The Department of Energy and Climate Change (DECC) has awarded grants of £1.5M to the National Nuclear Laboratory (NNL) and £1M to The University of Manchester to fund new capital equipment for nuclear fuel and manufacturing research.
The capital investment made by DECC will establish facilities for the development of nuclear fuels with enhanced accident tolerance. These fuels are being developed to improve resilience during extreme events that might result in a “station blackout”. Whilst enhancing safety performance the fuels are also being designed to improve the economics and efficiency of existing and next generation reactors, including some designs of small modular reactors. In particular fuel materials with higher density and thermal conductivity, such as uranium nitrides and silicides, are being considered as potential replacements for uranium oxide.
Through this investment, equipment will be installed at the NNL Preston Laboratory, including a purpose built rig to enable studies of the reaction between uranium hexafluoride and silicon as well as an arc melter for fabrication of uranium based intermetallic compounds. An inert glovebox fuel line will also be established containing grinding and milling equipment, a press and furnace, to enable pellet fabrication suitable for use in test reactor irradiations. NNL are already collaborating through a US Department of Energy, Westinghouse-led consortium to produce uranium silicide fuel pellets for irradiation in test reactors in the US and Norway. The development of this new capability will allow the scalability of manufacturing processes to be assessed as well as providing a test bed for the investigation of promising advanced fuel fabrication techniques, such as spark plasma sintering and additive manufacturing. Facilities are also being developed to characterise novel accident tolerant fuel materials, including laser flash analysis to measure thermal diffusivity, dilatometry and trace impurity analysis.

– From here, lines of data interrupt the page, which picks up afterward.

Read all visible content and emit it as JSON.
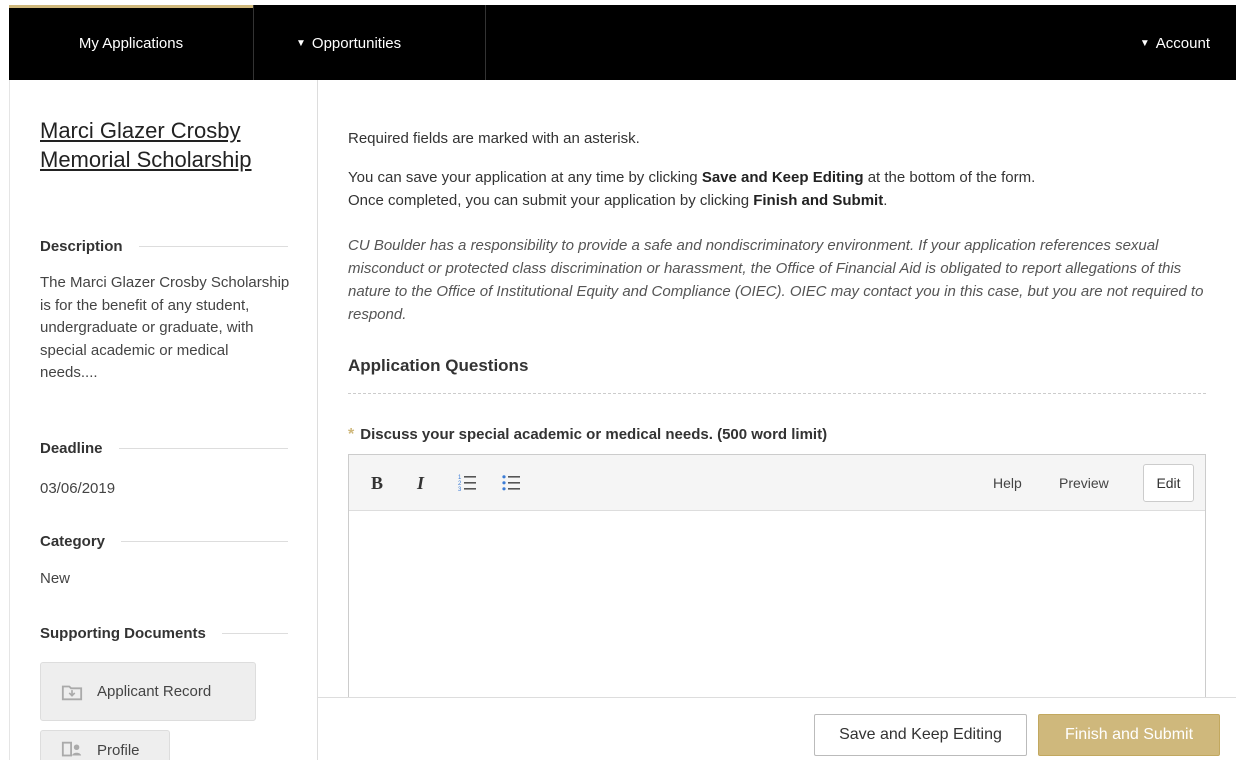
{
  "nav": {
    "my_applications": "My Applications",
    "opportunities": "Opportunities",
    "account": "Account",
    "caret": "▼"
  },
  "sidebar": {
    "title": "Marci Glazer Crosby Memorial Scholarship",
    "description_heading": "Description",
    "description_text": "The Marci Glazer Crosby Scholarship is for the benefit of any student, undergraduate or graduate, with special academic or medical needs....",
    "deadline_heading": "Deadline",
    "deadline_value": "03/06/2019",
    "category_heading": "Category",
    "category_value": "New",
    "supporting_heading": "Supporting Documents",
    "documents": [
      {
        "label": "Applicant Record",
        "icon": "folder-icon"
      },
      {
        "label": "Profile",
        "icon": "profile-card-icon"
      }
    ]
  },
  "main": {
    "required_note": "Required fields are marked with an asterisk.",
    "save_text_1": "You can save your application at any time by clicking ",
    "save_bold": "Save and Keep Editing",
    "save_text_2": " at the bottom of the form.",
    "submit_text_1": "Once completed, you can submit your application by clicking ",
    "submit_bold": "Finish and Submit",
    "submit_text_2": ".",
    "notice": "CU Boulder has a responsibility to provide a safe and nondiscriminatory environment. If your application references sexual misconduct or protected class discrimination or harassment, the Office of Financial Aid is obligated to report allegations of this nature to the Office of Institutional Equity and Compliance (OIEC). OIEC may contact you in this case, but you are not required to respond.",
    "section_heading": "Application Questions",
    "question_star": "*",
    "question": "Discuss your special academic or medical needs. (500 word limit)",
    "answer_value": ""
  },
  "editor": {
    "bold": "B",
    "italic": "I",
    "help": "Help",
    "preview": "Preview",
    "edit": "Edit"
  },
  "actions": {
    "save": "Save and Keep Editing",
    "submit": "Finish and Submit"
  },
  "colors": {
    "nav_bg": "#000000",
    "accent_gold": "#cfb87c"
  }
}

Access to the equipment will be available to researchers from outside the NNL through funded research programmes facilitated by the Nuclear Fuel Centre of Excellence (NFCE) and stakeholders including Nuclear Innovation and Research Advisory Board (NIRAB) and the National Nuclear User Facility (NNUF).